Spreading the dust from basalt rock (a by-product from the mining industry) over fields can drain billions of tons of carbon dioxide from the atmosphere every year, says a study published in Nature. Soils mixed with basalt absorb carbon from the air more effectively. Even though soils naturally absorb carbon dioxide, the process is accelerated by basalt being rich in calcium and magnesium. In addition the crops gets more nutritious and the soils pH-value improves.

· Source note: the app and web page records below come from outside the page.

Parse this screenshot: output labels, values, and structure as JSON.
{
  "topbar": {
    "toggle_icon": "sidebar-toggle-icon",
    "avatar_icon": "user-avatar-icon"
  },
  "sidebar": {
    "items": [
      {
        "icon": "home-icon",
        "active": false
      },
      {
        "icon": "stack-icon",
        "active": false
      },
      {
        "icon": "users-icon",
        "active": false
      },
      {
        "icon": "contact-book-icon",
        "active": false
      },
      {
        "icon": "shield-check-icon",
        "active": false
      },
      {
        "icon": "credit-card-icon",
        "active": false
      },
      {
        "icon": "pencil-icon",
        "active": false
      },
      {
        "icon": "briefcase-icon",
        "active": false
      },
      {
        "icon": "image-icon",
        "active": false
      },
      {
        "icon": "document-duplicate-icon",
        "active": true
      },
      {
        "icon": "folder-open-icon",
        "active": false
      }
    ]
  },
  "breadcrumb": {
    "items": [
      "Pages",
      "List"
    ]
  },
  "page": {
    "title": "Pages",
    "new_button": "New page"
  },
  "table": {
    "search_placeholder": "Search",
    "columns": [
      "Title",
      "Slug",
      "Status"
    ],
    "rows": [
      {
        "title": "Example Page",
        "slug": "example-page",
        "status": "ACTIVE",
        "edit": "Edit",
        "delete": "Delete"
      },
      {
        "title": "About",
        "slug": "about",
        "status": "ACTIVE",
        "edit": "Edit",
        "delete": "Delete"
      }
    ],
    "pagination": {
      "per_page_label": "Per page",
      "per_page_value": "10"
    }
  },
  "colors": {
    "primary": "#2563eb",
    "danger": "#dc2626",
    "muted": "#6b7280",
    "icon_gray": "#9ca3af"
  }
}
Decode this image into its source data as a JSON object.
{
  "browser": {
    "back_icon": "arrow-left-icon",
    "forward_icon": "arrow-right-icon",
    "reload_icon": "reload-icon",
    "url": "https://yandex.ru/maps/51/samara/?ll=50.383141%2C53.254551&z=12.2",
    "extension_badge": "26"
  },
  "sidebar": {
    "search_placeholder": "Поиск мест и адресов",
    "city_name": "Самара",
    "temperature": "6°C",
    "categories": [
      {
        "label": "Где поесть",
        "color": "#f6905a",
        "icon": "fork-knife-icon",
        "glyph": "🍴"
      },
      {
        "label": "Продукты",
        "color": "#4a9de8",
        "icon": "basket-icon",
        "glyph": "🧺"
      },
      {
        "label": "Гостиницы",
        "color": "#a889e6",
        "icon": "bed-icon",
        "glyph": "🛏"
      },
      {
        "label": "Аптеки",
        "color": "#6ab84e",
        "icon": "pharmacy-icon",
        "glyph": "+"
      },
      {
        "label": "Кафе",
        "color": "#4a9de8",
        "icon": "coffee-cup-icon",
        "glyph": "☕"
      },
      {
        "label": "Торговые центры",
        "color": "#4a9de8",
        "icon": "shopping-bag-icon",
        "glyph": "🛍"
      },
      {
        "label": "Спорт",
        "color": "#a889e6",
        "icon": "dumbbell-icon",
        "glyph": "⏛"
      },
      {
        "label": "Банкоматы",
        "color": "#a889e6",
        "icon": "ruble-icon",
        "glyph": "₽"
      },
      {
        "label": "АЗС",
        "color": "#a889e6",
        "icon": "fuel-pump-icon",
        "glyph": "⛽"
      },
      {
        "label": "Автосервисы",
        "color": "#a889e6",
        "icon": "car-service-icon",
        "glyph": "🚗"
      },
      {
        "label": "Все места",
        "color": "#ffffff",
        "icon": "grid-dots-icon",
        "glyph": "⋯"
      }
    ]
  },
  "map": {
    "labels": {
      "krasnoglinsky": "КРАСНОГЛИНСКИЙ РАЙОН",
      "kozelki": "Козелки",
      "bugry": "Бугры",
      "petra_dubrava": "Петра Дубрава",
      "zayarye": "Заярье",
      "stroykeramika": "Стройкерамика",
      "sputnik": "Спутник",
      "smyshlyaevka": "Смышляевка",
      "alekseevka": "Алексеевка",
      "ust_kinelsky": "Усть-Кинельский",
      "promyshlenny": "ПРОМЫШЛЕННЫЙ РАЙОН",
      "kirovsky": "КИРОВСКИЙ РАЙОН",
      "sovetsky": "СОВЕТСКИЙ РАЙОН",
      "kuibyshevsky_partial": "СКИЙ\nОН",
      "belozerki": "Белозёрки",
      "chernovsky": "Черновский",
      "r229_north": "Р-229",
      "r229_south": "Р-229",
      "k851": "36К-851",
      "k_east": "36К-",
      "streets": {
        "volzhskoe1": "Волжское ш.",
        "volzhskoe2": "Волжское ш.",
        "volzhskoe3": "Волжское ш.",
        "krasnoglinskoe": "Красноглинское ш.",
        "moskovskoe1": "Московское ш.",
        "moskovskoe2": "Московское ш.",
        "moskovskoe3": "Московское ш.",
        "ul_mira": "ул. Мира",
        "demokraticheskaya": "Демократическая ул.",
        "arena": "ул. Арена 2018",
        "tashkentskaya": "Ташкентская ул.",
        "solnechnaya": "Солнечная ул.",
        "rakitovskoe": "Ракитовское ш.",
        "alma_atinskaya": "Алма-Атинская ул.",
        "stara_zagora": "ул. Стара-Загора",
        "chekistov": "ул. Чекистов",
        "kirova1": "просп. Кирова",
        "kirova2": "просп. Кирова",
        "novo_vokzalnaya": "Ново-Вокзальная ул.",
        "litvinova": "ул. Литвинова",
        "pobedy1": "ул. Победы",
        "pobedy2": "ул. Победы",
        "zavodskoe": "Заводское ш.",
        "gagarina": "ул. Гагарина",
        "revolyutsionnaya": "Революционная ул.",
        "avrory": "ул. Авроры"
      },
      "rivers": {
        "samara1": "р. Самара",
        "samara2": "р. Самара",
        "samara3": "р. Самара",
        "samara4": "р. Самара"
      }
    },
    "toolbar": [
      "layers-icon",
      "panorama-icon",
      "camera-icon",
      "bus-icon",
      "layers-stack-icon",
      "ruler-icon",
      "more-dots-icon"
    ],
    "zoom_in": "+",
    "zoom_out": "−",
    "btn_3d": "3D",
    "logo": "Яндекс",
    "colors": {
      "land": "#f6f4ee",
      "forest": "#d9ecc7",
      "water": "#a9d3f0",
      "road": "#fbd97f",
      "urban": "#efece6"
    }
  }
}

By mixing soil and rock dust the alkalinity increases. This, in itself, is a huge advantage since our soils and waters are often exposed to acidification. Carbon dioxide is dissolved from the air into ions, such as hydrogen carbonate ions, which reverse acidification in the soils - but ultimately even in the water systems. The carbon-sequestering ions flows with rainwater and is transferred to the oceans by drainage systems or natural runoff.
-The logistical infrastructure to apply basaltic rock dust to managed croplands already exists, owing to the common need to apply crushed limestone to reverse soil acidification resulting from intensive cropping,” writes the author in the study “Thus, rapid deployment at a large scale appears to be feasible…and has important ancillary benefits including mitigation of ocean acidification.”
Thanks to basalt rock dust, we are now able to improve the situation regarding not only one, but two, major environmental problems - climate issues and acidification of soils and water - whilst also improving the cultivation of food. This is like Good News Network wrote, a win-win-win.